**What needs to be done**
What follows is a set of entries. Repeat them exactly, but not their pictures.

**Information provided**
"""

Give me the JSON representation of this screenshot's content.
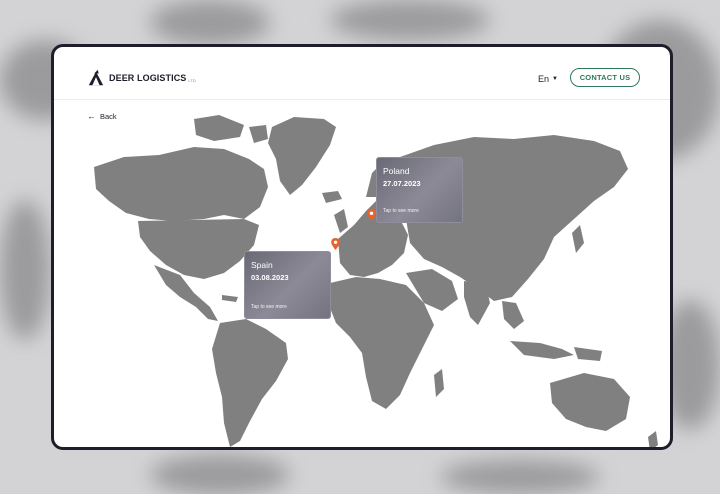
{
  "brand": {
    "name": "DEER LOGISTICS",
    "suffix": "LTD"
  },
  "header": {
    "language": "En",
    "contact_label": "CONTACT US"
  },
  "nav": {
    "back_label": "Back"
  },
  "map": {
    "pin_color": "#e8622a",
    "land_color": "#808080",
    "cards": [
      {
        "country": "Poland",
        "date": "27.07.2023",
        "cta": "Tap to see more"
      },
      {
        "country": "Spain",
        "date": "03.08.2023",
        "cta": "Tap to see more"
      }
    ]
  },
  "colors": {
    "accent": "#2f7a5a",
    "frame": "#1d1d2b"
  }
}
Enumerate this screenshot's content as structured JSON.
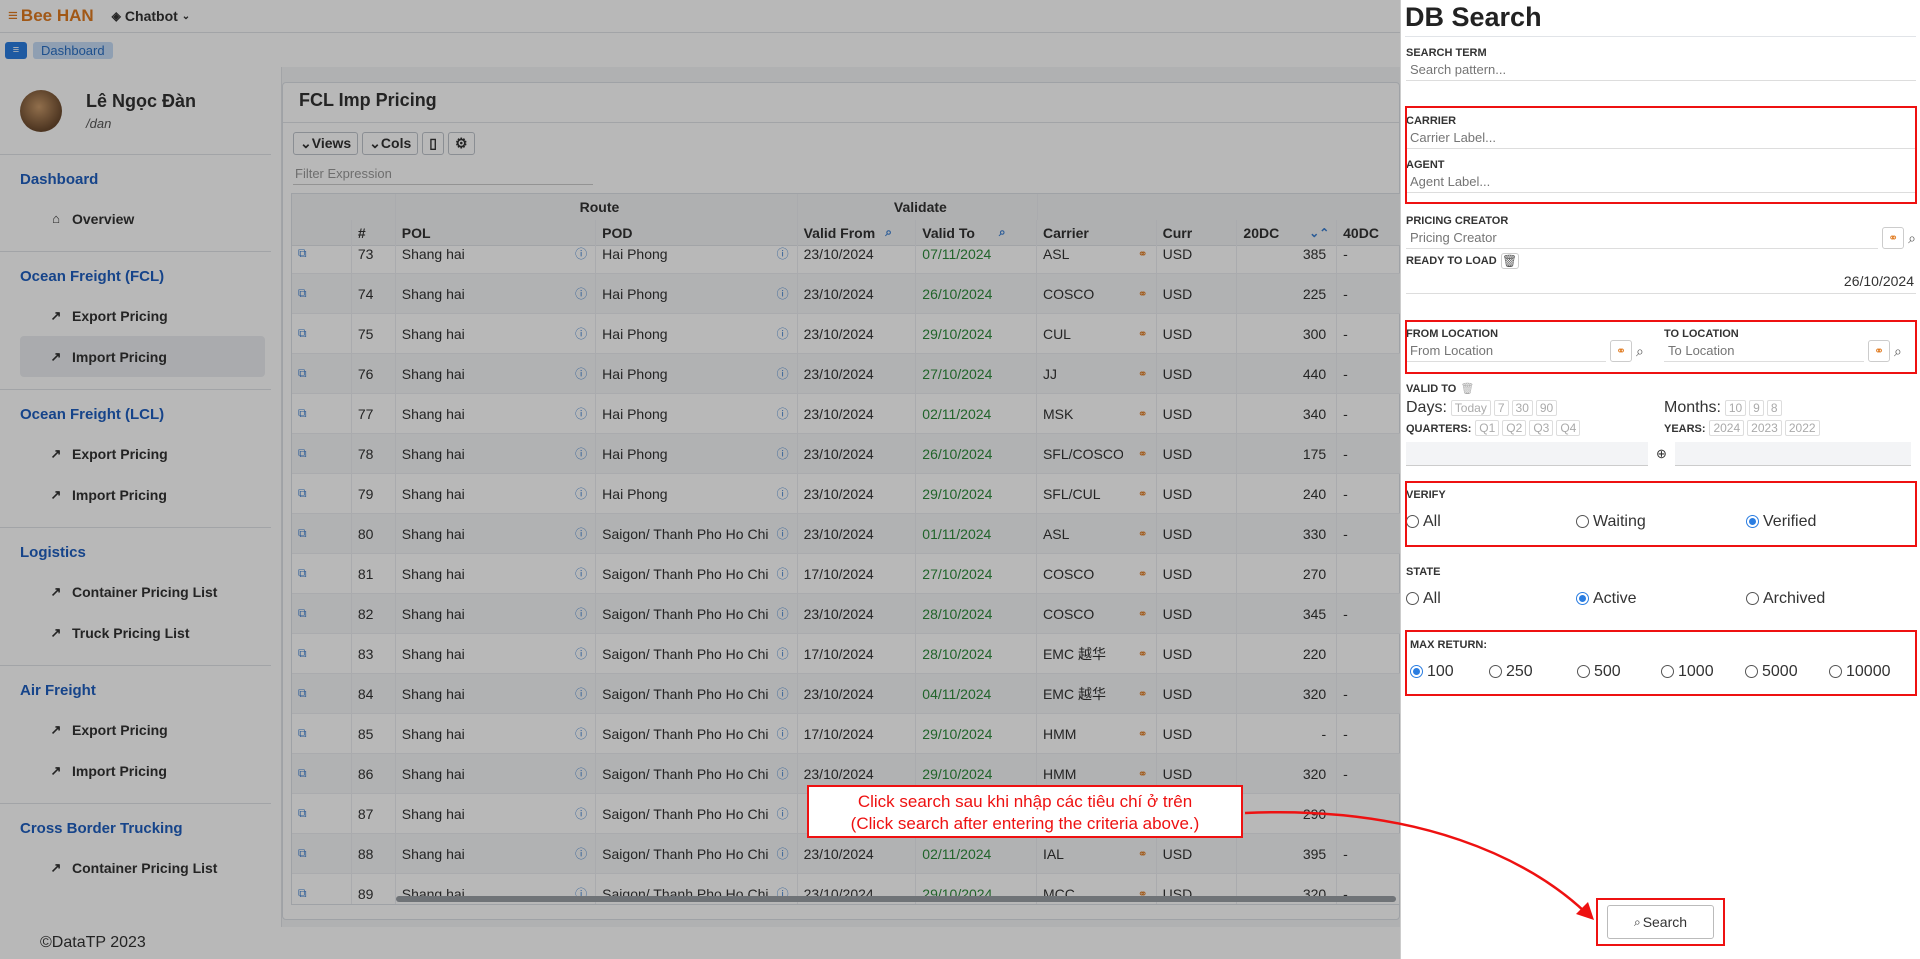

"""

**Result of the task**
Give me the JSON representation of this screenshot's content.
{
  "brand": {
    "name": "DEER LOGISTICS",
    "suffix": "LTD"
  },
  "header": {
    "language": "En",
    "contact_label": "CONTACT US"
  },
  "nav": {
    "back_label": "Back"
  },
  "map": {
    "pin_color": "#e8622a",
    "land_color": "#808080",
    "cards": [
      {
        "country": "Poland",
        "date": "27.07.2023",
        "cta": "Tap to see more"
      },
      {
        "country": "Spain",
        "date": "03.08.2023",
        "cta": "Tap to see more"
      }
    ]
  },
  "colors": {
    "accent": "#2f7a5a",
    "frame": "#1d1d2b"
  }
}
Enumerate this screenshot's content as structured JSON.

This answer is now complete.